··· Recorded data

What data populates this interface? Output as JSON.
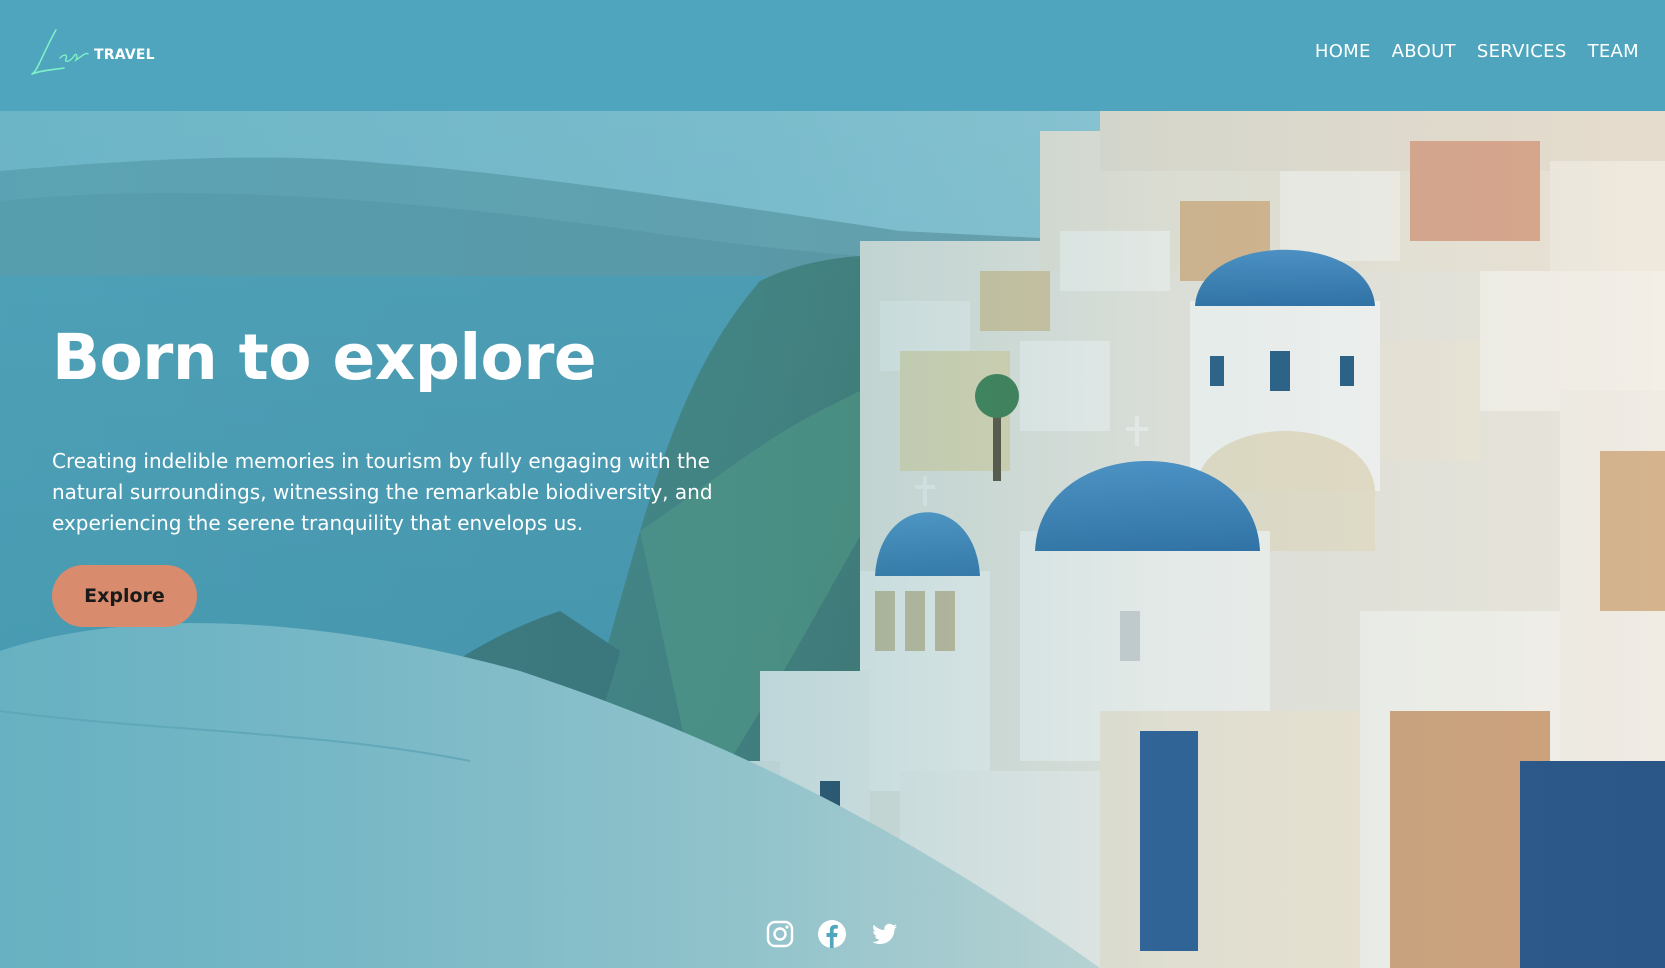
{
  "brand": {
    "script": "Lets",
    "name": "TRAVEL"
  },
  "nav": {
    "items": [
      {
        "label": "HOME"
      },
      {
        "label": "ABOUT"
      },
      {
        "label": "SERVICES"
      },
      {
        "label": "TEAM"
      }
    ]
  },
  "hero": {
    "title": "Born to explore",
    "description": "Creating indelible memories in tourism by fully engaging with the natural surroundings, witnessing the remarkable biodiversity, and experiencing the serene tranquility that envelops us.",
    "cta_label": "Explore",
    "cta_color": "#d98b6d",
    "overlay_color": "#4fa6bd"
  },
  "social": {
    "icons": [
      "instagram-icon",
      "facebook-icon",
      "twitter-icon"
    ]
  }
}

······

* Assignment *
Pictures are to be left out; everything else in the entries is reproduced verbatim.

* Solution to the problem *
What data populates this interface? Output as JSON.
{
  "brand": {
    "script": "Lets",
    "name": "TRAVEL"
  },
  "nav": {
    "items": [
      {
        "label": "HOME"
      },
      {
        "label": "ABOUT"
      },
      {
        "label": "SERVICES"
      },
      {
        "label": "TEAM"
      }
    ]
  },
  "hero": {
    "title": "Born to explore",
    "description": "Creating indelible memories in tourism by fully engaging with the natural surroundings, witnessing the remarkable biodiversity, and experiencing the serene tranquility that envelops us.",
    "cta_label": "Explore",
    "cta_color": "#d98b6d",
    "overlay_color": "#4fa6bd"
  },
  "social": {
    "icons": [
      "instagram-icon",
      "facebook-icon",
      "twitter-icon"
    ]
  }
}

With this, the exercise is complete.